Copy the entries without a single change. Pictures should be dropped.

***** DATA IN THIS EXERCISE *****

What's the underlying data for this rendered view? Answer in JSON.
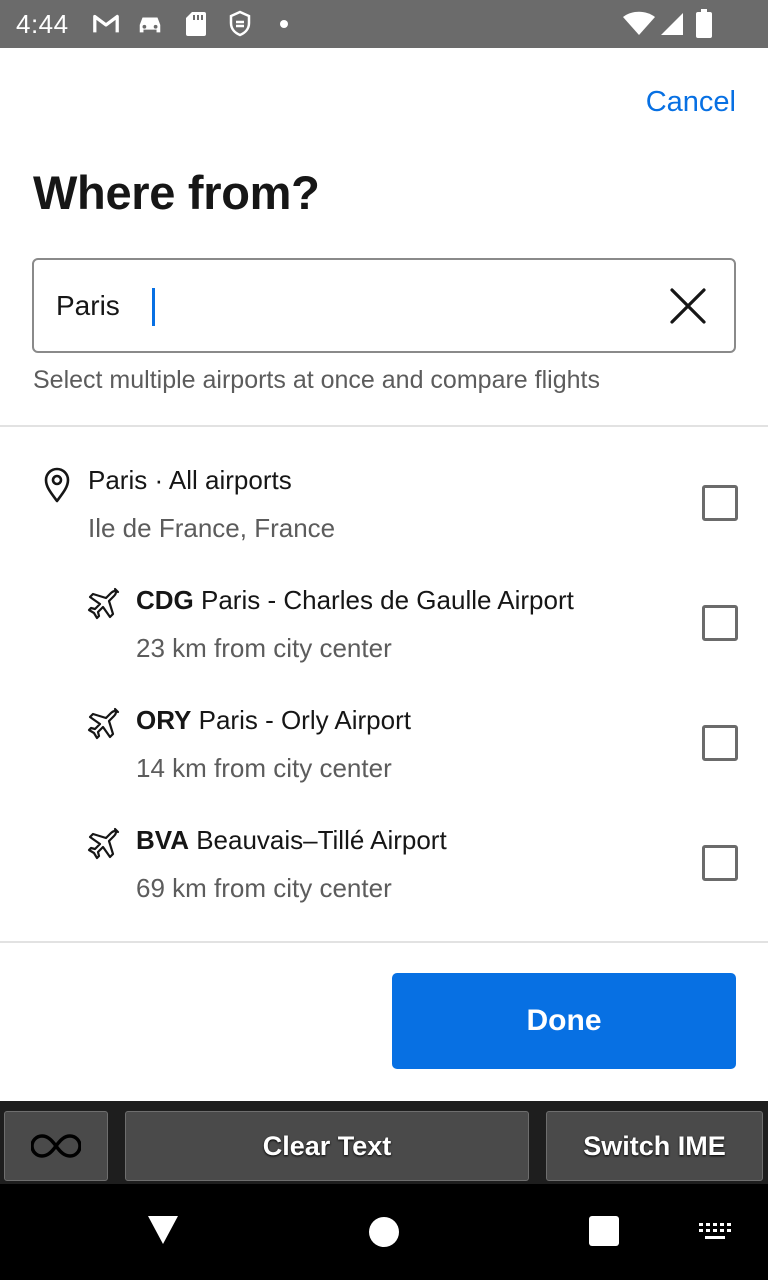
{
  "status_bar": {
    "time": "4:44",
    "icons": [
      "gmail-icon",
      "car-icon",
      "sd-card-icon",
      "shield-sync-icon",
      "notification-dot",
      "wifi-icon",
      "signal-icon",
      "battery-icon"
    ]
  },
  "header": {
    "cancel_label": "Cancel",
    "title": "Where from?"
  },
  "search": {
    "value": "Paris",
    "hint": "Select multiple airports at once and compare flights"
  },
  "results": [
    {
      "type": "city",
      "code": "",
      "name": "Paris · All airports",
      "sub": "Ile de France, France",
      "checked": false
    },
    {
      "type": "airport",
      "code": "CDG",
      "name": " Paris - Charles de Gaulle Airport",
      "sub": "23 km from city center",
      "checked": false
    },
    {
      "type": "airport",
      "code": "ORY",
      "name": " Paris - Orly Airport",
      "sub": "14 km from city center",
      "checked": false
    },
    {
      "type": "airport",
      "code": "BVA",
      "name": " Beauvais–Tillé Airport",
      "sub": "69 km from city center",
      "checked": false
    }
  ],
  "done_label": "Done",
  "ime": {
    "clear_text": "Clear Text",
    "switch_ime": "Switch IME"
  },
  "colors": {
    "accent": "#0770e3",
    "status_bar": "#6b6b6b",
    "text_primary": "#161616",
    "text_secondary": "#5c5c5c"
  }
}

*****

## [PROBLEM SOLUTION]
What's the underlying data for this rendered view? Answer in JSON.
{
  "status_bar": {
    "time": "4:44",
    "icons": [
      "gmail-icon",
      "car-icon",
      "sd-card-icon",
      "shield-sync-icon",
      "notification-dot",
      "wifi-icon",
      "signal-icon",
      "battery-icon"
    ]
  },
  "header": {
    "cancel_label": "Cancel",
    "title": "Where from?"
  },
  "search": {
    "value": "Paris",
    "hint": "Select multiple airports at once and compare flights"
  },
  "results": [
    {
      "type": "city",
      "code": "",
      "name": "Paris · All airports",
      "sub": "Ile de France, France",
      "checked": false
    },
    {
      "type": "airport",
      "code": "CDG",
      "name": " Paris - Charles de Gaulle Airport",
      "sub": "23 km from city center",
      "checked": false
    },
    {
      "type": "airport",
      "code": "ORY",
      "name": " Paris - Orly Airport",
      "sub": "14 km from city center",
      "checked": false
    },
    {
      "type": "airport",
      "code": "BVA",
      "name": " Beauvais–Tillé Airport",
      "sub": "69 km from city center",
      "checked": false
    }
  ],
  "done_label": "Done",
  "ime": {
    "clear_text": "Clear Text",
    "switch_ime": "Switch IME"
  },
  "colors": {
    "accent": "#0770e3",
    "status_bar": "#6b6b6b",
    "text_primary": "#161616",
    "text_secondary": "#5c5c5c"
  }
}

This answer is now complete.